[[ Recorded data open ]]

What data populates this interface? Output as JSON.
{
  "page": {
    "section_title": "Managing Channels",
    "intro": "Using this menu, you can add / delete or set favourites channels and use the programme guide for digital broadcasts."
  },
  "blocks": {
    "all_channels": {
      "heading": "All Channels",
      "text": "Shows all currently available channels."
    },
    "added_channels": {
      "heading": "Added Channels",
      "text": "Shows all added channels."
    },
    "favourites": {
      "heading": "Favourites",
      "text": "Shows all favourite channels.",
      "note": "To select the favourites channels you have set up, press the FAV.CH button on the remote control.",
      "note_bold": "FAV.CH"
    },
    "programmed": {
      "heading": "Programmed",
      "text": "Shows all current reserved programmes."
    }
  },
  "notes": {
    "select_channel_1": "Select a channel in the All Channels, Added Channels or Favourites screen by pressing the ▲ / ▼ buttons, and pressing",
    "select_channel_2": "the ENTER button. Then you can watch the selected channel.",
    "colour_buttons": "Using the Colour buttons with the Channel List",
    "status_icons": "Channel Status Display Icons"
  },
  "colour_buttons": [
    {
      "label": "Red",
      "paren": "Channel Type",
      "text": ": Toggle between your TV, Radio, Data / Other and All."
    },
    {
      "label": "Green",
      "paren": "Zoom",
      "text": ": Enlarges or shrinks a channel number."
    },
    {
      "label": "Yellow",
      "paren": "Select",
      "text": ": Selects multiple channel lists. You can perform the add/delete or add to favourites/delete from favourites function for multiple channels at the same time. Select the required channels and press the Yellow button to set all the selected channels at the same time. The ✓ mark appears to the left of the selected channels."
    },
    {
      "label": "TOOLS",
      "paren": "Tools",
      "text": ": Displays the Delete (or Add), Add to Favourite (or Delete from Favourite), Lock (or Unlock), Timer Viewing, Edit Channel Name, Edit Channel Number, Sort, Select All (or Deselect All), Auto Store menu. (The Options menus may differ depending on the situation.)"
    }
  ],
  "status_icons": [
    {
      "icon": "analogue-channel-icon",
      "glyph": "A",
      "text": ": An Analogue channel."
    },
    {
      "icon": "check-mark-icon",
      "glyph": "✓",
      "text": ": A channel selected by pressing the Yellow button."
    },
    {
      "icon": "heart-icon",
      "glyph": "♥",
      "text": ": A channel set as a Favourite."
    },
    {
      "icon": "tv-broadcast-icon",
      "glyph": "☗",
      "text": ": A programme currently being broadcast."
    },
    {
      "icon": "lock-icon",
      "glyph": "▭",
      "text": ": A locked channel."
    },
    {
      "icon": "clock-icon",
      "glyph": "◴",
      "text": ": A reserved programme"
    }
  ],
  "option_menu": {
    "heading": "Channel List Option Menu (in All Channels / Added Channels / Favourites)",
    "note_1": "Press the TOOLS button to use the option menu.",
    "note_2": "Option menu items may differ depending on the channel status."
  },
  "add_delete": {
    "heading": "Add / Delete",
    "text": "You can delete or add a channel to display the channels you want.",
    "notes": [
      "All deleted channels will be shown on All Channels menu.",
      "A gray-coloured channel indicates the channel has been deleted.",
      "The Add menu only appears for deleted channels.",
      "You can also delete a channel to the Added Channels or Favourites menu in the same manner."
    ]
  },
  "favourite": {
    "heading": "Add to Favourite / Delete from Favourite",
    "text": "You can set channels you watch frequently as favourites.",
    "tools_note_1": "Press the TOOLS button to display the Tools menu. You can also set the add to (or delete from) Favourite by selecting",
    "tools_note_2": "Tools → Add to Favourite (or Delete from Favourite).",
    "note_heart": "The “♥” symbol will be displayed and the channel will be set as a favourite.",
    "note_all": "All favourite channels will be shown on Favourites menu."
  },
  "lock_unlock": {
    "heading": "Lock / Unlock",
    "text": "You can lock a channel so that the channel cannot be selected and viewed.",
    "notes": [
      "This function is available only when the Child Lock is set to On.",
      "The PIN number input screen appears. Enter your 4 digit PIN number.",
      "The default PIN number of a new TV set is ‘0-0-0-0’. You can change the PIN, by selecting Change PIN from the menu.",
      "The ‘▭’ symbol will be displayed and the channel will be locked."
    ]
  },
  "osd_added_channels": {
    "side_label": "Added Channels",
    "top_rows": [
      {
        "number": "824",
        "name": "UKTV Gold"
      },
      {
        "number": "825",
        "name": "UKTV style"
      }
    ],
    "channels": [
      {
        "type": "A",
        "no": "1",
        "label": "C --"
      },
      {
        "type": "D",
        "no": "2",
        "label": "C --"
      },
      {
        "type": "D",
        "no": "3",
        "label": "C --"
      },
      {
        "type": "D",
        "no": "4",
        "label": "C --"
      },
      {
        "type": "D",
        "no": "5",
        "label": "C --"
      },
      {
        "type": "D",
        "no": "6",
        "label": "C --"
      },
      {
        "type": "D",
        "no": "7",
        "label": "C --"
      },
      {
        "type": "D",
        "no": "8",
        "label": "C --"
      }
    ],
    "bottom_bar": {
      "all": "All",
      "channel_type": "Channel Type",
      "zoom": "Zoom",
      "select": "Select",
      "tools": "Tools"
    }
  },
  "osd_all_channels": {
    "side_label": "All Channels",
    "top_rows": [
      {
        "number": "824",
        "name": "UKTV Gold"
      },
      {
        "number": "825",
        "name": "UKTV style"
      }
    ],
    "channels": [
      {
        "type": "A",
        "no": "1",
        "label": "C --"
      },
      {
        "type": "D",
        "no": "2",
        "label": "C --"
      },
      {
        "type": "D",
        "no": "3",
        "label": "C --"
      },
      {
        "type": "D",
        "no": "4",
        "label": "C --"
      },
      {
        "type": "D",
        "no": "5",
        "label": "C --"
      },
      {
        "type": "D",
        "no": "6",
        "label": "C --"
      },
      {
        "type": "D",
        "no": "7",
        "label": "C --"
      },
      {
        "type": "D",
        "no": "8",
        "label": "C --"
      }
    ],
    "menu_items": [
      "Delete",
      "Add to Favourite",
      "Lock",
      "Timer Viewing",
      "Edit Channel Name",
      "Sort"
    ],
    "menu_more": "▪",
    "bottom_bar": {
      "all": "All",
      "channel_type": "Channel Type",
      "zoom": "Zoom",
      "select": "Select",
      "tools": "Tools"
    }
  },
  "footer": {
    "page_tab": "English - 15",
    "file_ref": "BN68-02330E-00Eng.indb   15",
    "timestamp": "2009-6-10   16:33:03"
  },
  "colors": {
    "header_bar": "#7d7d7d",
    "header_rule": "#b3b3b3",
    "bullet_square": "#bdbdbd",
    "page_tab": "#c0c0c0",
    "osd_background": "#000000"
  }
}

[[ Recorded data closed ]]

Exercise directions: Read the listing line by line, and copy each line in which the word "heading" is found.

Written reply:
      "heading": "All Channels",
      "heading": "Added Channels",
      "heading": "Favourites",
      "heading": "Programmed",
    "heading": "Channel List Option Menu (in All Channels / Added Channels / Favourites)",
    "heading": "Add / Delete",
    "heading": "Add to Favourite / Delete from Favourite",
    "heading": "Lock / Unlock",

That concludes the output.